[Items from an interface collection]
%%
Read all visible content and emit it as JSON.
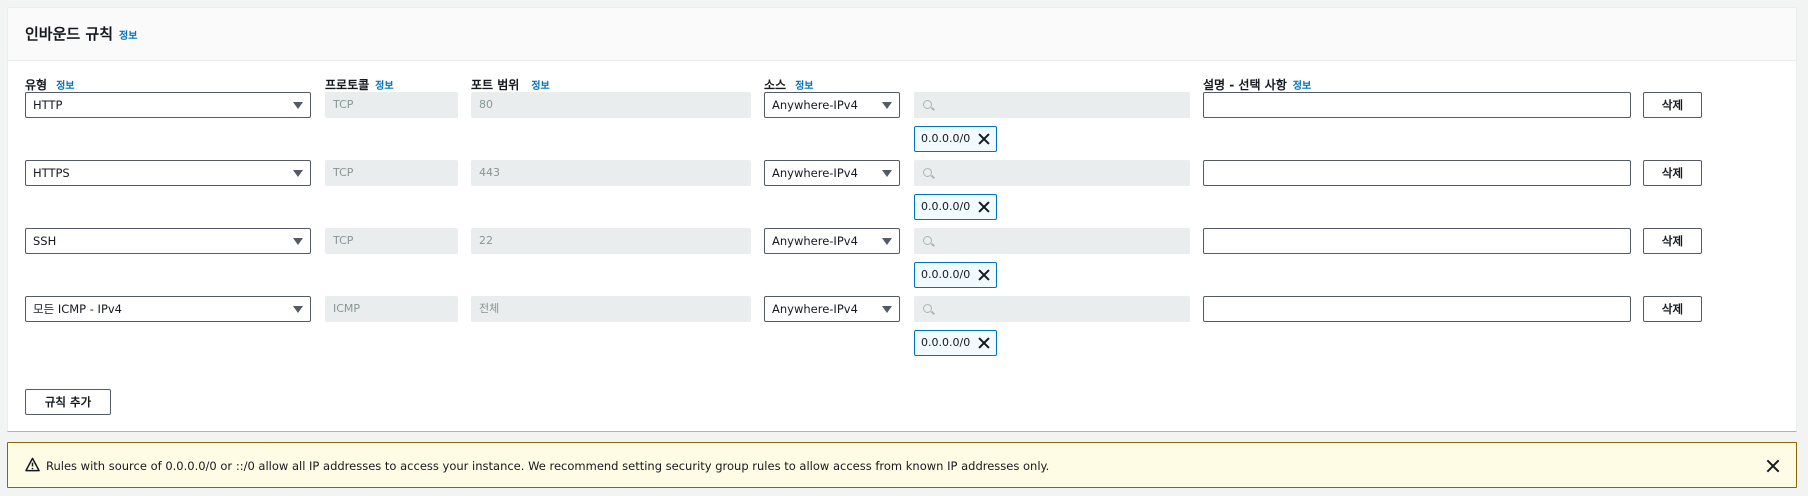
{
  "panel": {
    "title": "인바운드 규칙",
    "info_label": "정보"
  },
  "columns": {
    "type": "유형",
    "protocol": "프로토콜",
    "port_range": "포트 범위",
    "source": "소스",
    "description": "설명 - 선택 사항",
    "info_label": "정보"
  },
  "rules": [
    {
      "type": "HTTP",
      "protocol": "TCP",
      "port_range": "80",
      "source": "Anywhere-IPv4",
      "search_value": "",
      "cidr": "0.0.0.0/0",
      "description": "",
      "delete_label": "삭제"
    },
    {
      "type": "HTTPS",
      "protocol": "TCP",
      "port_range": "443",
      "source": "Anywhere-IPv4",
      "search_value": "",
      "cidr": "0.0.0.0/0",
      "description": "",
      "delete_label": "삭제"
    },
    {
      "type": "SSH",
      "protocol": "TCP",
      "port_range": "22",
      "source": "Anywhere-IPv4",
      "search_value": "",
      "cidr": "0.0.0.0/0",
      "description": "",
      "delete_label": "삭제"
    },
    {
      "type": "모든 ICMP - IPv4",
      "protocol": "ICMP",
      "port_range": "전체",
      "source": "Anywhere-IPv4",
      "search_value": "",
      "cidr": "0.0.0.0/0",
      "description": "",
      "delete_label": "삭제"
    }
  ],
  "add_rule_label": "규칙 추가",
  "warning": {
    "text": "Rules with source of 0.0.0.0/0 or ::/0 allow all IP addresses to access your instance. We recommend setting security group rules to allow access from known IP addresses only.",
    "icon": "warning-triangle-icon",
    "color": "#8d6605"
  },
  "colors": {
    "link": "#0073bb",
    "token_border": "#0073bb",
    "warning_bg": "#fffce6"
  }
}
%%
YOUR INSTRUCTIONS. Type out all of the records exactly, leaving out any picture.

ANSWER.
Read all visible content and emit it as JSON.
{
  "panel": {
    "title": "인바운드 규칙",
    "info_label": "정보"
  },
  "columns": {
    "type": "유형",
    "protocol": "프로토콜",
    "port_range": "포트 범위",
    "source": "소스",
    "description": "설명 - 선택 사항",
    "info_label": "정보"
  },
  "rules": [
    {
      "type": "HTTP",
      "protocol": "TCP",
      "port_range": "80",
      "source": "Anywhere-IPv4",
      "search_value": "",
      "cidr": "0.0.0.0/0",
      "description": "",
      "delete_label": "삭제"
    },
    {
      "type": "HTTPS",
      "protocol": "TCP",
      "port_range": "443",
      "source": "Anywhere-IPv4",
      "search_value": "",
      "cidr": "0.0.0.0/0",
      "description": "",
      "delete_label": "삭제"
    },
    {
      "type": "SSH",
      "protocol": "TCP",
      "port_range": "22",
      "source": "Anywhere-IPv4",
      "search_value": "",
      "cidr": "0.0.0.0/0",
      "description": "",
      "delete_label": "삭제"
    },
    {
      "type": "모든 ICMP - IPv4",
      "protocol": "ICMP",
      "port_range": "전체",
      "source": "Anywhere-IPv4",
      "search_value": "",
      "cidr": "0.0.0.0/0",
      "description": "",
      "delete_label": "삭제"
    }
  ],
  "add_rule_label": "규칙 추가",
  "warning": {
    "text": "Rules with source of 0.0.0.0/0 or ::/0 allow all IP addresses to access your instance. We recommend setting security group rules to allow access from known IP addresses only.",
    "icon": "warning-triangle-icon",
    "color": "#8d6605"
  },
  "colors": {
    "link": "#0073bb",
    "token_border": "#0073bb",
    "warning_bg": "#fffce6"
  }
}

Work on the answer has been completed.